You have put your finger on a crucial flaw in the Value for Money Framework.
Pension fund fees must be reasonable and clear
Moira O’Neill has rightly pointed out the danger for pension holders of money being invested in illiquid assets (Opinion, July 14).
There is another danger lurking in the Mansion House speech. Referring to the “value for money framework” to be published the following day by the DWP, the chancellor said that the framework was “clarifying that investment decisions should be made on the basis of long-term returns and not simply cost”.
The framework itself, at paragraphs 50-52, summarised the responses to reporting investment returns “net or gross” with the direction of travel appearing to favour gross returns.
Charges are of fundamental importance: a principle recognised by parliament’s work and pensions committee when it recommended a cap of 0.75 per cent on annual costs to be taken from workplace defined contribution schemes.
The effect of charges could exceed the 12 per cent increase in investment value that HM Treasury predicts. If you are a custodian of an individual’s pension pot, there is both a moral and commercial imperative to levy transparent and reasonable fees.
VFM is about what you get, not what you’re promised.
Peter knows his stuff, that he’s bothered to read the DWP’s response to the VFM Framework is impressive. Even more impressive, he’s picked up on the inherent weakness of allowing fund managers to quote performance gross – it means punters get the fund manager’s spin on performance , not what savers are actually getting from their investments. This is important not just for workplace pensions, but for wealth management.

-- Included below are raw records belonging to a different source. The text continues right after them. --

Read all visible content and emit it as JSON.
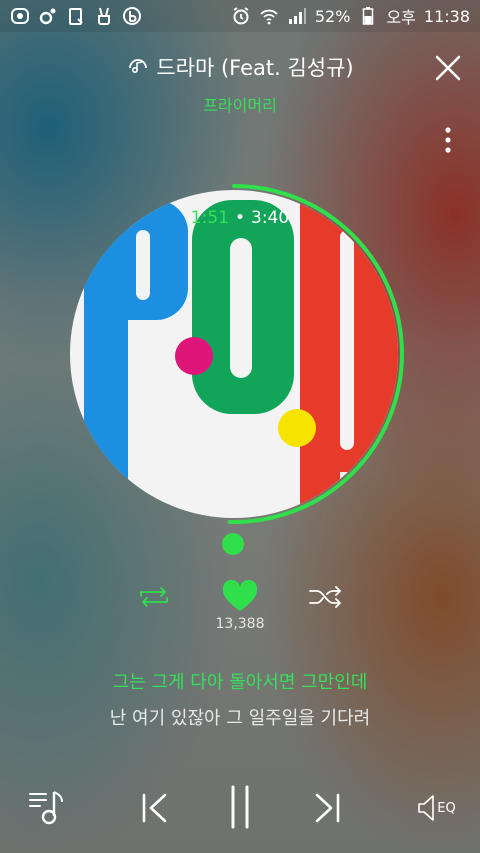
{
  "status_bar": {
    "battery_percent": "52%",
    "ampm": "오후",
    "time": "11:38",
    "left_icons": [
      "app-icon-1",
      "music-app-icon",
      "clipboard-icon",
      "victory-hand-icon",
      "b-app-icon"
    ],
    "right_icons": [
      "alarm-icon",
      "wifi-icon",
      "signal-icon",
      "battery-icon"
    ]
  },
  "header": {
    "title": "드라마 (Feat. 김성규)",
    "artist": "프라이머리",
    "title_icon": "headphone-music-icon"
  },
  "player": {
    "elapsed": "1:51",
    "separator": "•",
    "total": "3:40",
    "progress_fraction": 0.504,
    "like_count": "13,388",
    "repeat_icon": "repeat-icon",
    "like_icon": "heart-icon",
    "shuffle_icon": "shuffle-icon"
  },
  "album_art": {
    "letters": [
      "P",
      "O",
      "P"
    ],
    "colors": {
      "blue": "#1c8fe0",
      "green": "#12a55a",
      "red": "#e63a2a",
      "pink": "#e0157a",
      "yellow": "#f6e400"
    }
  },
  "lyrics": {
    "current": "그는 그게 다아 돌아서면 그만인데",
    "next": "난 여기 있잖아 그 일주일을 기다려"
  },
  "bottom_bar": {
    "playlist_icon": "playlist-icon",
    "prev_icon": "previous-icon",
    "pause_icon": "pause-icon",
    "next_icon": "next-icon",
    "eq_label": "EQ"
  },
  "accent": "#2fe04b"
}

This is as much an issue for the FCA as TPR.
There are transparent ways of valuing illiquid assets. The simplest is to see what you could get for your investment by asking for a quote. I anticipate that many savers who are in defaults heavily invested in illiquids will request transfer values online and smart ones will compare the rate of return they’ve got with what the manager is saying they should have got. If I had an adviser, that’s the kind of work I’d like him or her to do.
If you are investing in an investment trust which holds illiquids (like Disruptive Capital’s very transparent Long Term Assets investment company), then what you can realise your holdings at , is available to you from the market – typically with a discount to the asset value stated by the investments. That discount represents the likelihood that – were the investment to be actually sold- you’d get the full price. It is the true price, net of all costs and all risks perceived by the market in holding that stock.
The problems occur when you buy at the full price and sell at the discounted price and this is where I suspect Peter Nellist is heading. (I note Peter had a similar letter published five years ago)
The only way we can properly assess value for money is on realized value, not on the artificial values quoted by rarely traded illiquid funds.
If we aren’t careful, we will start allowing DC funds (especially the commercial ones) to artificially inflate the realizable value of illiquids in their VFM reporting. Netting off fund charges doesn’t help as the spread that matters is not the quoted charge but the difference between the fantasy and realized price of the asset. Quoting fantasy NAVs may give you a green flag on your VFM assessment, but it sends a dangerous false flag to savers and regulators.
Which is why I and AgeWage argue that the only way to measure historic performance is by looking at the realizable net asset value, what people can actually get if they transfer their pot. This can be compared with with the timing , incidence and scale of contributions made to get that pot to give the saver their true internal rate of return. That IRR can be benchmarked to tell savers if the investment strategy is giving value for money.
That is real performance measurement, not measurement to suit the fund and scheme manager. The real cost to members of illiquids , is measured in the difference between what is promised and what people get.
Until the FCA, TPR and DWP wake up to the capacity of illiquid funds to game the sale price of units, we will continue to play fantasy pensions. Dreams are great until the ecstasy ends , with pensions, that’s when people ask for their money back.